Now, we get (simply) "The Invasion" and it has a slightly different spin. Post-Iraq occupation, the feeling of paranoia and subsequent running through the city streets are accompanied by the intermittent soundtrack of world tragedy that tallies just how much of a mess we've made of it. These particular "pod-people" (humans are not replaced, cloned, or supplanted, but spores infect their DNA, affecting their "genetic expression,"* putting the human host to sleep, and allowing the alien spores to live through the host, unemotionally, except for an aggressive tendency to regurgitate to multiply their numbers) indoctrinate, coming to your door, using the police to forcibly take people to clinics to be converted. One can make comparisons to Iraq, but also terrorist sleeper-cells "in our midst." But, just so you know which side the film-makers are coming down on, one of the converted makes an un-impassioned speech to Dr. Bennell (Nicole Kidman) about embedded pod-ification being a better life—a more tranquil life...except, of course, for all the chasing around, the deliberate traffic accidents and projectile vomiting, the kind of which culminates in an extremely loopy sequence where Benell and her child have hijacked a car and go tearing around the streets with pod-people clinging to it while its hood is on fire. Prretty hard to make an intellectual case for "Better World" stick with that evidence.
Except for the emphasis on strong women protecting their brood this time around, the changes are mostly cosmetic. Instead of pods, which would imply cloning or replacement (so last century!), these spores infect you, then while you sleep encase you in a caul-like casing (evidently of the junk you take out of your eye in the morning, supplying the necesary "Ewww" factor).
But, there's an added creepiness to this movie and it belongs to star, Nicole Kidman, who seems decidely plasticene—almost "Barbie-like" in this film. I'm not talking about that huge shiny forehead that she wears during awards show. Here's she's rail thin, and her costumer has fitted her with extremely tight ensembles—so tight, in fact, that (how do I put this delicately?) no part of her anatomy moves when she's in motion, if you get my drift. One begins to suspect that she has already been taken over, or she's the same character who escaped from "The Stepford Wives." Whatever the reason, it's a bit creepy.

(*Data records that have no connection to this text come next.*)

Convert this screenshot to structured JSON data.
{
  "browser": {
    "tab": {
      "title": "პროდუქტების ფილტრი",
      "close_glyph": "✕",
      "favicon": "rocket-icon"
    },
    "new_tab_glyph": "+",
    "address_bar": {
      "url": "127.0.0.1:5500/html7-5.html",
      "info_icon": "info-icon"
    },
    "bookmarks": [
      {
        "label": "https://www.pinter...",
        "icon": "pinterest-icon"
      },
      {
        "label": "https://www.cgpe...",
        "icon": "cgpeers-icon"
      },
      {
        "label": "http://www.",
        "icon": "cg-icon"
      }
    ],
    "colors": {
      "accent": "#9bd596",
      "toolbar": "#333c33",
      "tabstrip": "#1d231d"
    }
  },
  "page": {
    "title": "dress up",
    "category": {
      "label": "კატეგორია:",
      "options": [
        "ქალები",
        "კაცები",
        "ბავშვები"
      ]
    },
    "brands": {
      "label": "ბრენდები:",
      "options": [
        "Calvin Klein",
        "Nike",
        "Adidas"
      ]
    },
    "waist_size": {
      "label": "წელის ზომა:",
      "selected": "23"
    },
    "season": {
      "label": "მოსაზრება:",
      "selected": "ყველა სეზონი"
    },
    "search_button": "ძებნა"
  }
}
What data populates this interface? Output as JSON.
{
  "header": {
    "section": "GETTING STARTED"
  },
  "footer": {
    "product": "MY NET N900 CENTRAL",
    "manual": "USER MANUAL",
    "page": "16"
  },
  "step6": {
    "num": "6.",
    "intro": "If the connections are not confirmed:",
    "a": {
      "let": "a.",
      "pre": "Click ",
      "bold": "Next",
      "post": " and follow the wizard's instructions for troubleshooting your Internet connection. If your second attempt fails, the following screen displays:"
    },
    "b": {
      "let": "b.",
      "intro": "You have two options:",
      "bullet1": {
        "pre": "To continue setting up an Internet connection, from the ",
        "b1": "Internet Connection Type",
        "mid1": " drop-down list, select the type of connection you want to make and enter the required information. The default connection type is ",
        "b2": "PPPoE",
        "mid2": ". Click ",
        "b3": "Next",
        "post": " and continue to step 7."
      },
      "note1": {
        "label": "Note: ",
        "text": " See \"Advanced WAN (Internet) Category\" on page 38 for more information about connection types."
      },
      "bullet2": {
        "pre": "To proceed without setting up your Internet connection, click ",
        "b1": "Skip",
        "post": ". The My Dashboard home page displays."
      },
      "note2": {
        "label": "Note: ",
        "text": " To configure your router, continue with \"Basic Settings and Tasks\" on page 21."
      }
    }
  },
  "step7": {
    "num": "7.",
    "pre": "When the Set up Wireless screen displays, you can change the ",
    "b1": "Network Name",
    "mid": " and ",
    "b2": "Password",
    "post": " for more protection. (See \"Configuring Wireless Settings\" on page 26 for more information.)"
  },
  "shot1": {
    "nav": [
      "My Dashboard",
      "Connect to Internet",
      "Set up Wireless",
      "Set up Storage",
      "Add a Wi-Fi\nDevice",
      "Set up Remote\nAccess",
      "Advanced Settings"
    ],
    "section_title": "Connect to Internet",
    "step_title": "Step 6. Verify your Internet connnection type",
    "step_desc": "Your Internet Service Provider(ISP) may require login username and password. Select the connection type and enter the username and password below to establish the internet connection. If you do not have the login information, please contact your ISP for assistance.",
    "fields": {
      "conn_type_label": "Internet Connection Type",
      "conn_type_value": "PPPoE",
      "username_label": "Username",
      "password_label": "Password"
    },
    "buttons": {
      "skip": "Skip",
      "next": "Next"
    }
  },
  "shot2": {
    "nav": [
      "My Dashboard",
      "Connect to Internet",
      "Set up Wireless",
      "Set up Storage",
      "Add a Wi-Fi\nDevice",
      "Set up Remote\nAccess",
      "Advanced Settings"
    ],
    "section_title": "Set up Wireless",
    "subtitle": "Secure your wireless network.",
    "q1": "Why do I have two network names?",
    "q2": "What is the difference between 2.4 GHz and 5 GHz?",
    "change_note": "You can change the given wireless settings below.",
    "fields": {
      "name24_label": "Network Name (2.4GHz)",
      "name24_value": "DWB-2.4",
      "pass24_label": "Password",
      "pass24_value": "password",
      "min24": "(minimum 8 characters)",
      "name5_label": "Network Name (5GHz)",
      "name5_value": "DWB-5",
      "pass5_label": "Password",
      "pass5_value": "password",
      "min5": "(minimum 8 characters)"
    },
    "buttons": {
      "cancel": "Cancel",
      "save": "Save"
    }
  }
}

* The poor guy saddled with the "Basil Exposition" gobbledy-gook dialogue is the brilliant Jeffrey Wright, who does a yeoman's job of making it seem like he's actually thinking of all this tech-speak off the top of his head, although he looks a tad uncomfortable doing it.